Wabi-Sabi… Say What?


At Creative Touch we understand that our business and personal lives are connected and that stress in the workplace can manifest at home too. We hope you find our below blog inspirational, for both your personal and work lives. 


“The cure of the part should not be attempted without treatment of the whole” – Plato.


I recently attended a talk by Professor Dorota Bourne at Cape Town’s Graduate School of Business (GSB) on Wabi-Sabi Leadership.  The Wabi-Sabi philosophy is grounded in Buddhism and is a longstanding Japanese concept dating back to the 14th Century.


Prior to this experience, I believed that leadership, business success and life were fixed constructs that could be learned through an educational process. However, if that were true, shouldn’t success (or development of one’s highest self) be fairly simple to attain?


With this in mind, I’d like to express how my life-journey has brought me to a place where I am able to connect with Wabi-Sabi authentically and through grace.


To me, Wabi is the experience of hardship, suffering and loneliness, whereas Sabi emphasises the temporary nature of a situation.  Ideally, then, change is both inevitable and visible through one’s pain.

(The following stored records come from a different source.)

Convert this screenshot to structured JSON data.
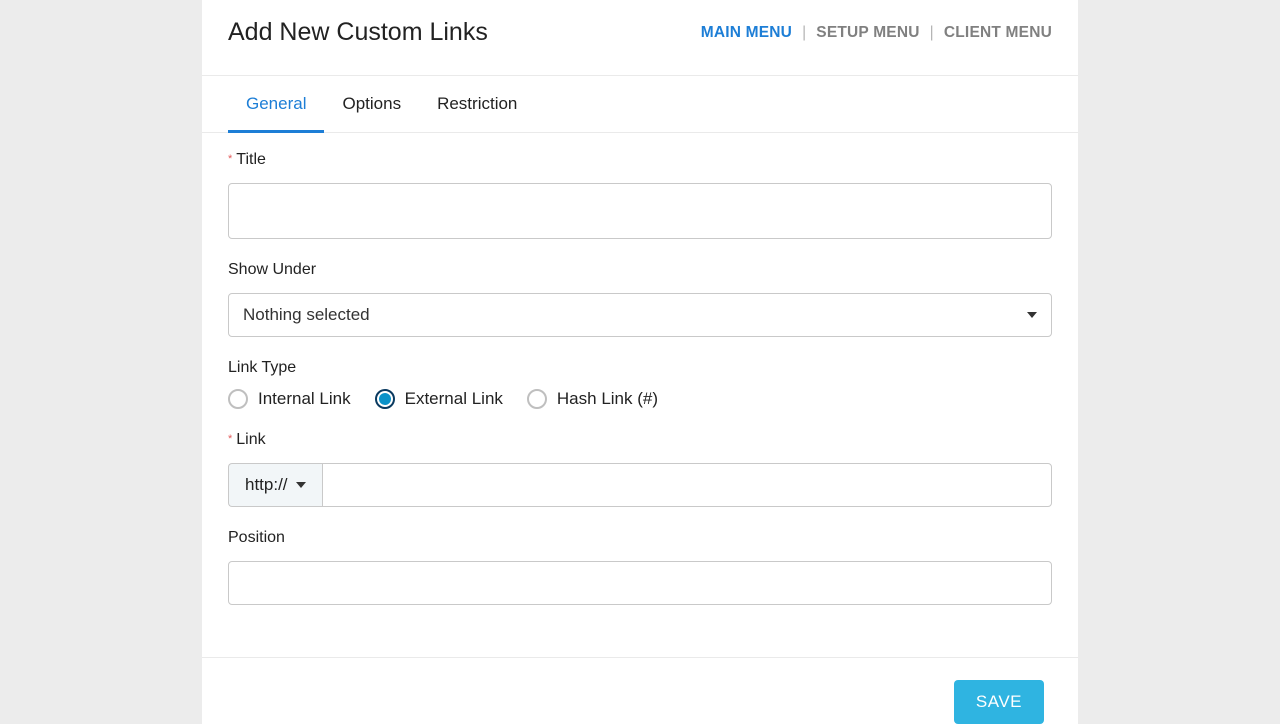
{
  "header": {
    "title": "Add New Custom Links",
    "nav": [
      {
        "label": "MAIN MENU",
        "active": true
      },
      {
        "label": "SETUP MENU",
        "active": false
      },
      {
        "label": "CLIENT MENU",
        "active": false
      }
    ]
  },
  "tabs": [
    {
      "label": "General",
      "active": true
    },
    {
      "label": "Options",
      "active": false
    },
    {
      "label": "Restriction",
      "active": false
    }
  ],
  "form": {
    "required_marker": "*",
    "title_label": "Title",
    "title_value": "",
    "show_under_label": "Show Under",
    "show_under_selected": "Nothing selected",
    "link_type_label": "Link Type",
    "link_type_options": [
      {
        "label": "Internal Link",
        "checked": false
      },
      {
        "label": "External Link",
        "checked": true
      },
      {
        "label": "Hash Link (#)",
        "checked": false
      }
    ],
    "link_label": "Link",
    "link_protocol": "http://",
    "link_value": "",
    "position_label": "Position",
    "position_value": ""
  },
  "actions": {
    "save_label": "SAVE"
  }
}
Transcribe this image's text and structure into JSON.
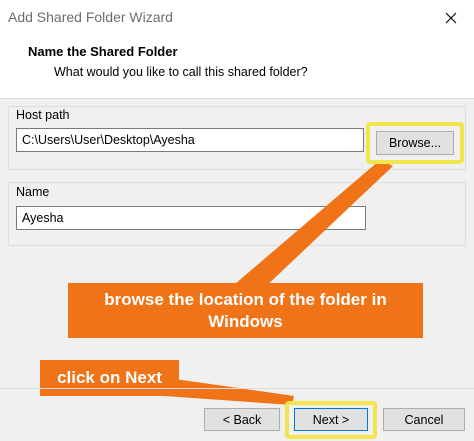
{
  "window": {
    "title": "Add Shared Folder Wizard",
    "close_glyph": "✕"
  },
  "header": {
    "title": "Name the Shared Folder",
    "subtitle": "What would you like to call this shared folder?"
  },
  "host_path": {
    "label": "Host path",
    "value": "C:\\Users\\User\\Desktop\\Ayesha",
    "browse_label": "Browse..."
  },
  "name": {
    "label": "Name",
    "value": "Ayesha"
  },
  "annotations": {
    "browse_callout": "browse the location of the folder in Windows",
    "next_callout": "click on Next",
    "color": "#f07417",
    "highlight_color": "#f2e64d"
  },
  "footer": {
    "back_label": "< Back",
    "next_label": "Next >",
    "cancel_label": "Cancel"
  }
}
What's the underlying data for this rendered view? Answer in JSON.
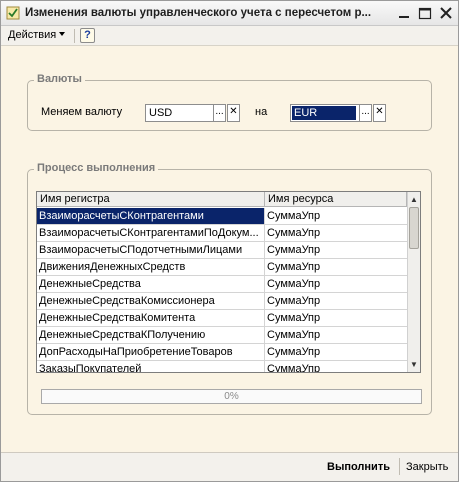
{
  "window": {
    "title": "Изменения валюты управленческого учета с пересчетом р..."
  },
  "menu": {
    "actions_label": "Действия",
    "help_label": "?"
  },
  "currencies": {
    "group_title": "Валюты",
    "change_label": "Меняем валюту",
    "from_value": "USD",
    "to_label": "на",
    "to_value": "EUR",
    "select_btn": "...",
    "clear_btn": "✕"
  },
  "process": {
    "group_title": "Процесс выполнения",
    "columns": [
      "Имя регистра",
      "Имя ресурса"
    ],
    "rows": [
      {
        "register": "ВзаиморасчетыСКонтрагентами",
        "resource": "СуммаУпр"
      },
      {
        "register": "ВзаиморасчетыСКонтрагентамиПоДокум...",
        "resource": "СуммаУпр"
      },
      {
        "register": "ВзаиморасчетыСПодотчетнымиЛицами",
        "resource": "СуммаУпр"
      },
      {
        "register": "ДвиженияДенежныхСредств",
        "resource": "СуммаУпр"
      },
      {
        "register": "ДенежныеСредства",
        "resource": "СуммаУпр"
      },
      {
        "register": "ДенежныеСредстваКомиссионера",
        "resource": "СуммаУпр"
      },
      {
        "register": "ДенежныеСредстваКомитента",
        "resource": "СуммаУпр"
      },
      {
        "register": "ДенежныеСредстваКПолучению",
        "resource": "СуммаУпр"
      },
      {
        "register": "ДопРасходыНаПриобретениеТоваров",
        "resource": "СуммаУпр"
      },
      {
        "register": "ЗаказыПокупателей",
        "resource": "СуммаУпр"
      }
    ],
    "progress_text": "0%",
    "progress_value": 0
  },
  "footer": {
    "execute_label": "Выполнить",
    "close_label": "Закрыть"
  }
}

Throughout my life I‘ve had a rigid attachment to ideas, systems and routine. Mistakenly, I believed that my anxiety came from a place of strength that motivated me to work hard. Desperately wanting to be good enough as a single mother, I over-identified with the committed mother archetype and this left me lonely. Instead of keeping me and my loved ones safe, my rigidity resembled impenetrable walls.


Six years ago, in a short space of time, I experienced a succession of losses including my grandmother’s death, and tragically, a long-term separation from my teenage daughter as a result of longstanding and traumatic family conflict.  Pertinent components to my loss compelled me to start a journey of introspection which presented me with countless lessons along the way. Although the lessons have been diverse, I have found that each time I let go of my anxious attachment to an experience I have been able to liberate myself.


Along the way, I have made changes in both my personal and professional life to more accurately reflect the lessons of authenticity, healing and wholeness that have come my way.  I look forward to sharing more of my journey with you.